Starcraft II was released in July of last year, and for a lot of gamers, it pretty much came and went like any other major game launch. Anyone with the inclination went out and picked it up, played through the campaign, got stomped on the ladder a few times, and probably shelved the thing after playing the requisite tower defense variants on offer. Typical, right? A great game, but not something a lot of people spend any inordinate amount of time with.
What those people don’t realize is that game, and the community surrounding it, is unlike anything else that exists in the gaming world. They’re probably the same people who emit a derisive scoff upon reading the word eSports. They don’t understand the culture and the worldwide phenomenon that surrounds this game and composes the hardcore, competitive RTS world. Taking the forefront in this world is Korea’s premier tournament, the Global Starcraft II League. This tournament brings in the biggest names in gaming from around the world, competing for huge cash prizes, not to mention an opportunity to get attention from potential teams or sponsors.
Follow me past the jump, and I’ll tell you exactly why this somewhat under-recognized gaming subculture is worthy and deserving of your attention, and why your arguments against it are wrong.
The first two responses I typically hear to the “why aren’t watching it” are the following: either “Because I didn’t buy Starcraft” or “Because I’m terrible at Starcraft“. To address the former: Yes, you did. Don’t try to lie to my face like that. Starcraft II was the best selling RTS of all time, selling three million copies worldwide in just its first month on shelves. It also set a record for piracy, reaching another 2.3 million gamers that way. So you obviously played it, and that’s really all you need to be able to appreciate what’s going on in high-level games. Seriously. Trying to use the “But I’m bad” excuse it like saying “I could never win a Cy Young, so I can’t watch baseball,” or, “I was only a linebacker for two years in high school, so why would I watch professional football?”

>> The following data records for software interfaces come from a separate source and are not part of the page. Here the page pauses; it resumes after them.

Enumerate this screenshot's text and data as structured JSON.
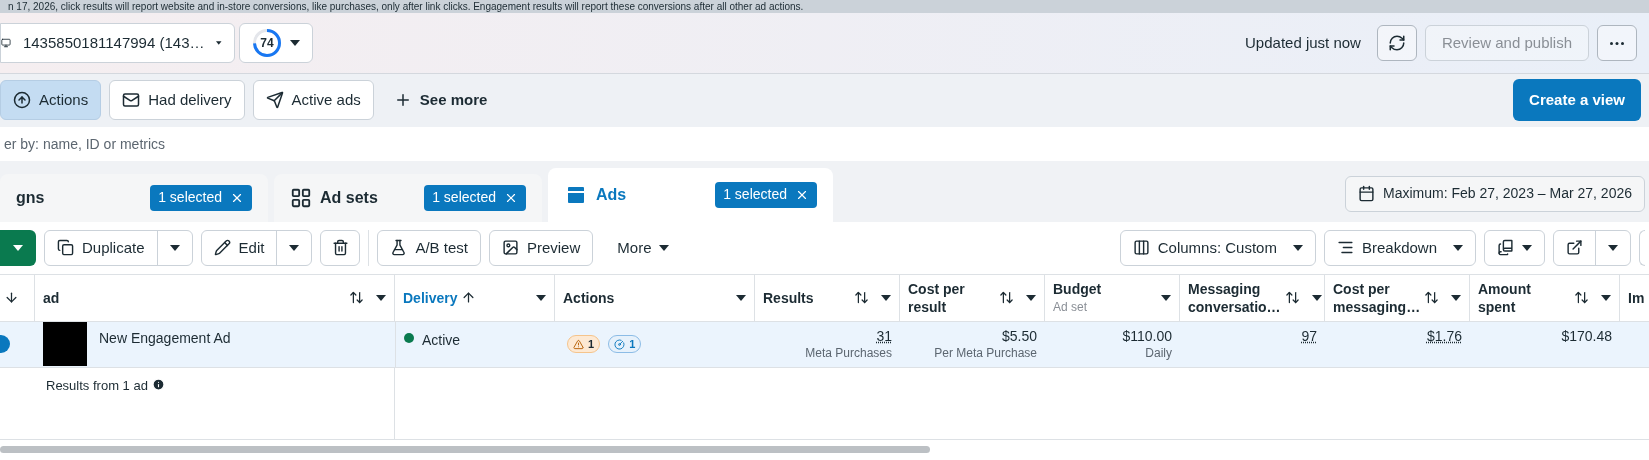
{
  "banner": {
    "text": "n 17, 2026, click results will report website and in-store conversions, like purchases, only after link clicks. Engagement results will report these conversions after all other ad actions."
  },
  "account": {
    "name": "1435850181147994 (143…",
    "score": "74"
  },
  "top_bar": {
    "status": "Updated just now",
    "review_button": {
      "label": "Review and publish",
      "disabled": true
    }
  },
  "filters": [
    {
      "label": "Actions",
      "selected": true
    },
    {
      "label": "Had delivery",
      "selected": false
    },
    {
      "label": "Active ads",
      "selected": false
    }
  ],
  "see_more": "See more",
  "create_view": "Create a view",
  "search": {
    "placeholder": "er by: name, ID or metrics"
  },
  "level_tabs": [
    {
      "label": "gns",
      "badge": "1 selected",
      "selected": false
    },
    {
      "label": "Ad sets",
      "badge": "1 selected",
      "selected": false
    },
    {
      "label": "Ads",
      "badge": "1 selected",
      "selected": true
    }
  ],
  "date_range": "Maximum: Feb 27, 2023 – Mar 27, 2026",
  "toolbar": {
    "duplicate": "Duplicate",
    "edit": "Edit",
    "ab_test": "A/B test",
    "preview": "Preview",
    "more": "More",
    "columns": "Columns: Custom",
    "breakdown": "Breakdown"
  },
  "table": {
    "columns": [
      {
        "label": "ad",
        "kind": "sortable",
        "sorted": false
      },
      {
        "label": "Delivery",
        "kind": "sortable",
        "sorted": true
      },
      {
        "label": "Actions",
        "kind": "plain",
        "sorted": false
      },
      {
        "label": "Results",
        "kind": "sortable",
        "sorted": false
      },
      {
        "label": "Cost per result",
        "kind": "sortable",
        "sorted": false
      },
      {
        "label": "Budget",
        "sub": "Ad set",
        "kind": "plain",
        "sorted": false
      },
      {
        "label": "Messaging conversatio…",
        "kind": "sortable",
        "sorted": false
      },
      {
        "label": "Cost per messaging…",
        "kind": "sortable",
        "sorted": false
      },
      {
        "label": "Amount spent",
        "kind": "sortable",
        "sorted": false
      },
      {
        "label": "Im",
        "kind": "cut",
        "sorted": false
      }
    ],
    "rows": [
      {
        "on": true,
        "cells": [
          {
            "kind": "name",
            "text": "New Engagement Ad"
          },
          {
            "kind": "status",
            "text": "Active",
            "color": "#0a7a4f"
          },
          {
            "kind": "badges",
            "warnings": "1",
            "actions": "1"
          },
          {
            "kind": "metric",
            "value": "31",
            "sub": "Meta Purchases",
            "dotted": true
          },
          {
            "kind": "metric",
            "value": "$5.50",
            "sub": "Per Meta Purchase",
            "dotted": false
          },
          {
            "kind": "metric",
            "value": "$110.00",
            "sub": "Daily",
            "dotted": false
          },
          {
            "kind": "metric",
            "value": "97",
            "dotted": true
          },
          {
            "kind": "metric",
            "value": "$1.76",
            "dotted": true
          },
          {
            "kind": "metric",
            "value": "$170.48",
            "dotted": false
          }
        ]
      }
    ],
    "summary": "Results from 1 ad"
  }
}
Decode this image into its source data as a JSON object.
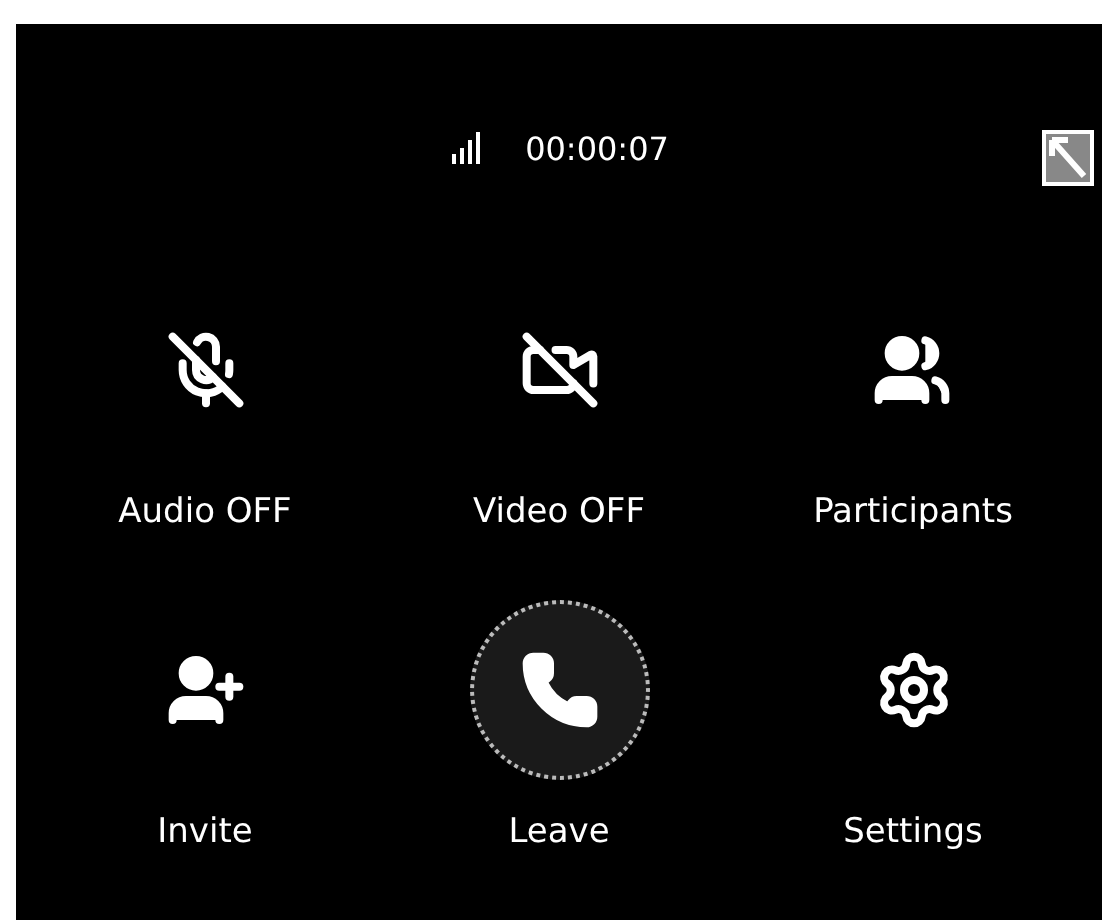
{
  "status": {
    "timer": "00:00:07"
  },
  "controls": [
    {
      "kind": "mic-off",
      "label": "Audio OFF",
      "highlighted": false
    },
    {
      "kind": "video-off",
      "label": "Video OFF",
      "highlighted": false
    },
    {
      "kind": "people",
      "label": "Participants",
      "highlighted": false
    },
    {
      "kind": "add-person",
      "label": "Invite",
      "highlighted": false
    },
    {
      "kind": "phone",
      "label": "Leave",
      "highlighted": true
    },
    {
      "kind": "gear",
      "label": "Settings",
      "highlighted": false
    }
  ]
}
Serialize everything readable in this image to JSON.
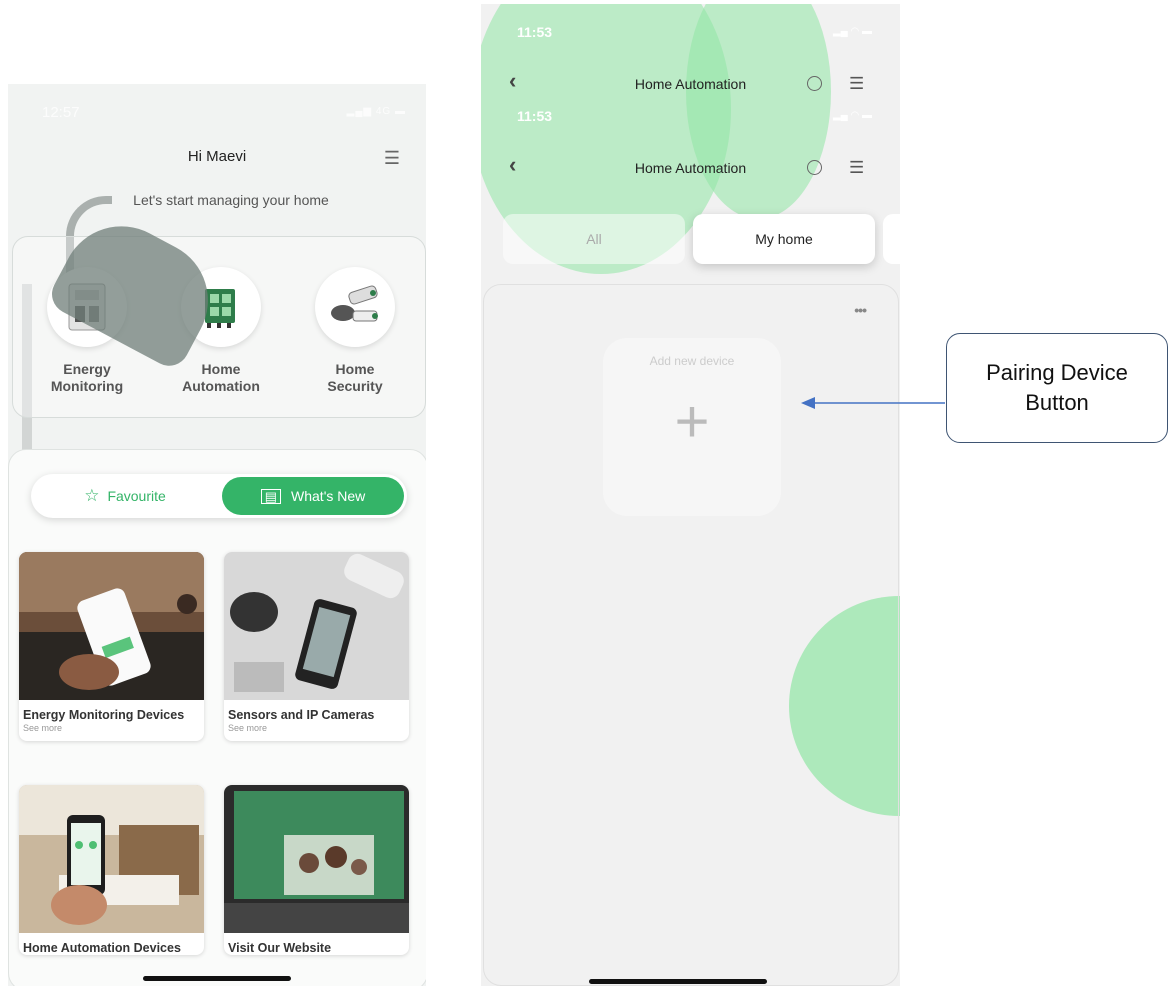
{
  "left_screen": {
    "status_time": "12:57",
    "status_signal": "4G",
    "greeting": "Hi Maevi",
    "subtitle": "Let's start managing your home",
    "categories": [
      {
        "label_line1": "Energy",
        "label_line2": "Monitoring",
        "icon": "energy-meter-icon"
      },
      {
        "label_line1": "Home",
        "label_line2": "Automation",
        "icon": "circuit-board-icon"
      },
      {
        "label_line1": "Home",
        "label_line2": "Security",
        "icon": "security-camera-icon"
      }
    ],
    "toggle": {
      "favourite_label": "Favourite",
      "whats_new_label": "What's New"
    },
    "cards": [
      {
        "title": "Energy Monitoring Devices",
        "see_more": "See more"
      },
      {
        "title": "Sensors and IP Cameras",
        "see_more": "See more"
      },
      {
        "title": "Home Automation Devices",
        "see_more": ""
      },
      {
        "title": "Visit Our Website",
        "see_more": ""
      }
    ]
  },
  "right_screen": {
    "status_time": "11:53",
    "header_title": "Home Automation",
    "tabs": [
      {
        "label": "All"
      },
      {
        "label": "My home"
      }
    ],
    "more_dots": "•••",
    "add_device_label": "Add new device",
    "add_device_symbol": "+"
  },
  "callout": {
    "line1": "Pairing Device",
    "line2": "Button"
  },
  "colors": {
    "accent_green": "#34b468",
    "blob_green": "#90e6a4",
    "callout_border": "#3f5573",
    "arrow": "#4472c4"
  }
}
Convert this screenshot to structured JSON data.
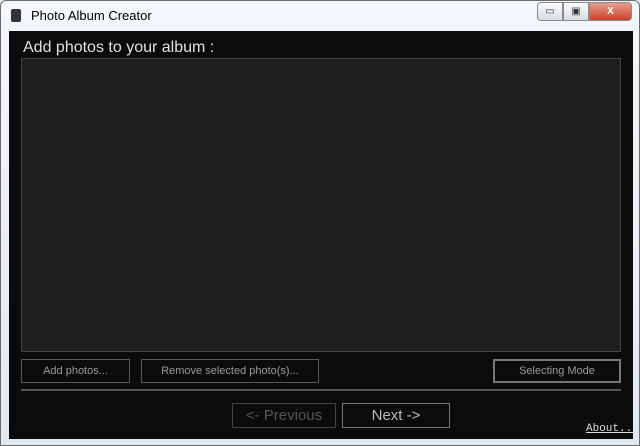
{
  "window": {
    "title": "Photo Album Creator",
    "minimize": "▭",
    "maximize": "▣",
    "close": "X"
  },
  "main": {
    "heading": "Add photos to your album :"
  },
  "buttons": {
    "add": "Add photos...",
    "remove": "Remove selected photo(s)...",
    "mode": "Selecting Mode",
    "previous": "<- Previous",
    "next": "Next ->"
  },
  "footer": {
    "about": "About..."
  }
}
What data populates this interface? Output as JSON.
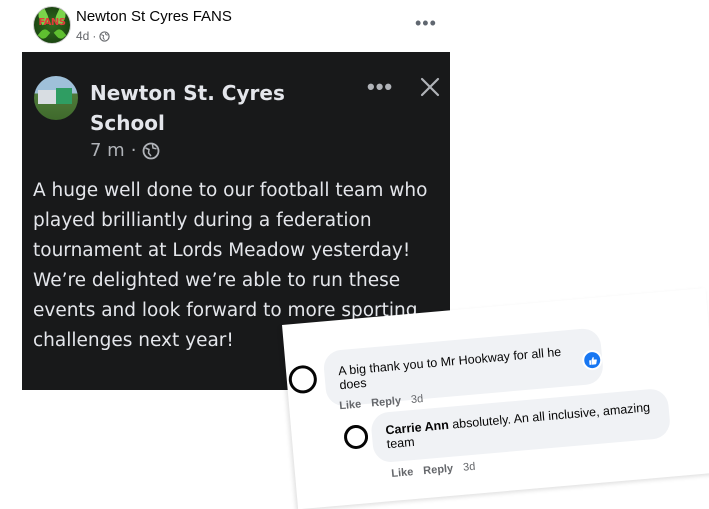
{
  "post": {
    "page_name": "Newton St Cyres FANS",
    "time": "4d",
    "more": "•••"
  },
  "avatar": {
    "logo_text": "FANS"
  },
  "shared": {
    "author": "Newton St. Cyres School",
    "time": "7 m",
    "more": "•••",
    "text": "A huge well done to our football team who played brilliantly during a federation tournament at Lords Meadow yesterday! We’re delighted we’re able to run these events and look forward to more sporting challenges next year!"
  },
  "comments": [
    {
      "author": "",
      "text": "A big thank you to Mr Hookway for all he does",
      "actions": {
        "like": "Like",
        "reply": "Reply",
        "time": "3d"
      },
      "reaction": "like-icon"
    },
    {
      "author": "Carrie Ann",
      "text": "absolutely. An all inclusive, amazing team",
      "actions": {
        "like": "Like",
        "reply": "Reply",
        "time": "3d"
      }
    }
  ],
  "colors": {
    "dark_bg": "#18191a",
    "dark_text": "#e4e6eb",
    "secondary": "#65676b",
    "like_blue": "#1877f2"
  }
}
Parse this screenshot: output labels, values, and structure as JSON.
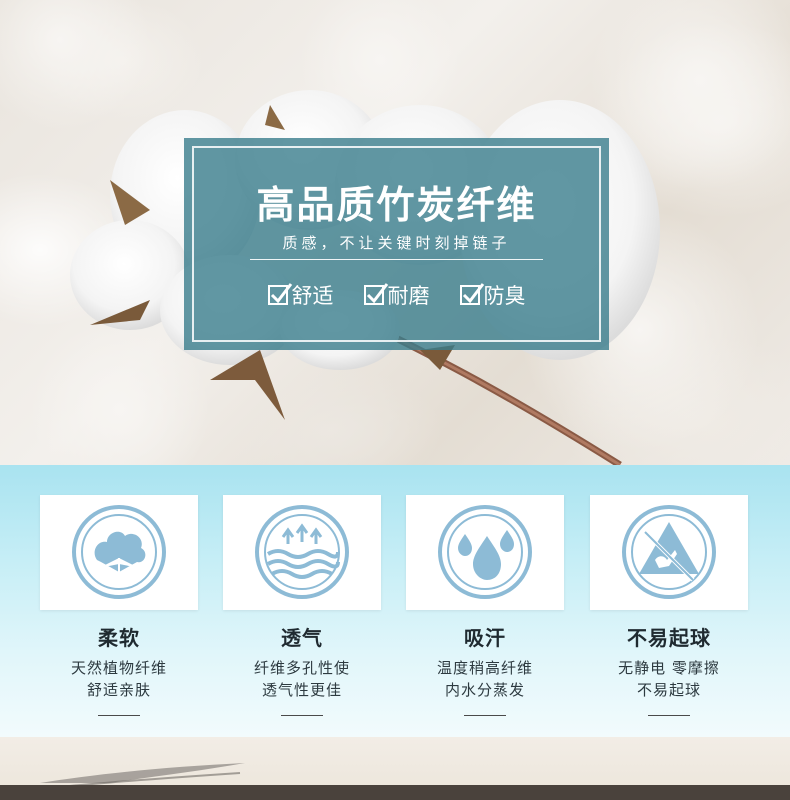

That is silly. Stop saying it. Anyway, let’s move on to the next excuse you’d use: “Because it’s Korean.” Well first of all, dude, das racist. And second, it’s not actually in Korean. Yeah, it’s broadcast out of Korea, and yeah, most of the players are Korean, but when you actually watch it, you get to listen to the sweet sound of two of my favorite Starcraft personalities: Nick “Tasteless” Plott and Dan “Artosis” Stemkoski, known collectively as Tastosis, The Casting Archon.
These two dudes, professional gamers in their own right, tirelessly provide their expert commentary over every single matched played in the GSL. Even if the games are uninteresting (admittedly, a rare occurrence) these guys hold it down by adding their own personality and charm to the broadcast, and they even make it easy for the relative noobs in their audience to appreciate what’s happening by providing clear explanations of the strategies in play. Honestly, if there were people like this commentating college football, I might actually consider watching it. They’re that good.
Then there’s the players. You might think that a sport consisting entirely of nerds who literally get paid to play one videogame for something like 13 hours a day might be somewhat lacking in the personality department, but that really couldn’t be further from the truth. Just as an example, let’s look at the matches to be played tonight:
It’s the round of eight, or quarterfinals, of the Code A tournament tonight. Code A is supposedly the GSL’s “lower” bracket, below Code S, where only gods dare tread. But that doesn’t stop it from being a really impressive night matches: we’ve got LiquidHuk, the Canadian heartthrob from TeamLiquid.net, one of only two white dudes remaining in the competition. In the very next match, you have the Zerg player Leenock, a chubby little 16-year-old kid who’s played some of the most amazing games I’ve seen in the GSL. What a baller
Then there’s Rain, a pretty controversial player who used a cheesy play style to work his way to the final round of GSL Season 3, but has quickly fallen from grace since then, now being forced to work his way back up from what is effectively the bottom of the ladder in Code A. What I’m trying to impress upon you here is that there’s lots of drama going on with these players, and it adds a lot of spice to the proceedings that can really come to a head within the games themselves. There’s rivalries and bad blood and espionage going on constantly, so much so that not even I feel like I can follow what’s happening all the time.
Really, I don’t know what else to tell you. Watching competitive Starcraft is fantastic, and I can’t understand why you don’t do it more often. It’s just like how your dad watches football, except it’s actually, like, interesting. And yet somehow, it seems like hardly anyone besides the game’s hardcore fanbase ever even talks about it. If we ever want eSports to grow outside of Korea, we’ve got to change that. So start watching the GSL. It’s the least you can do.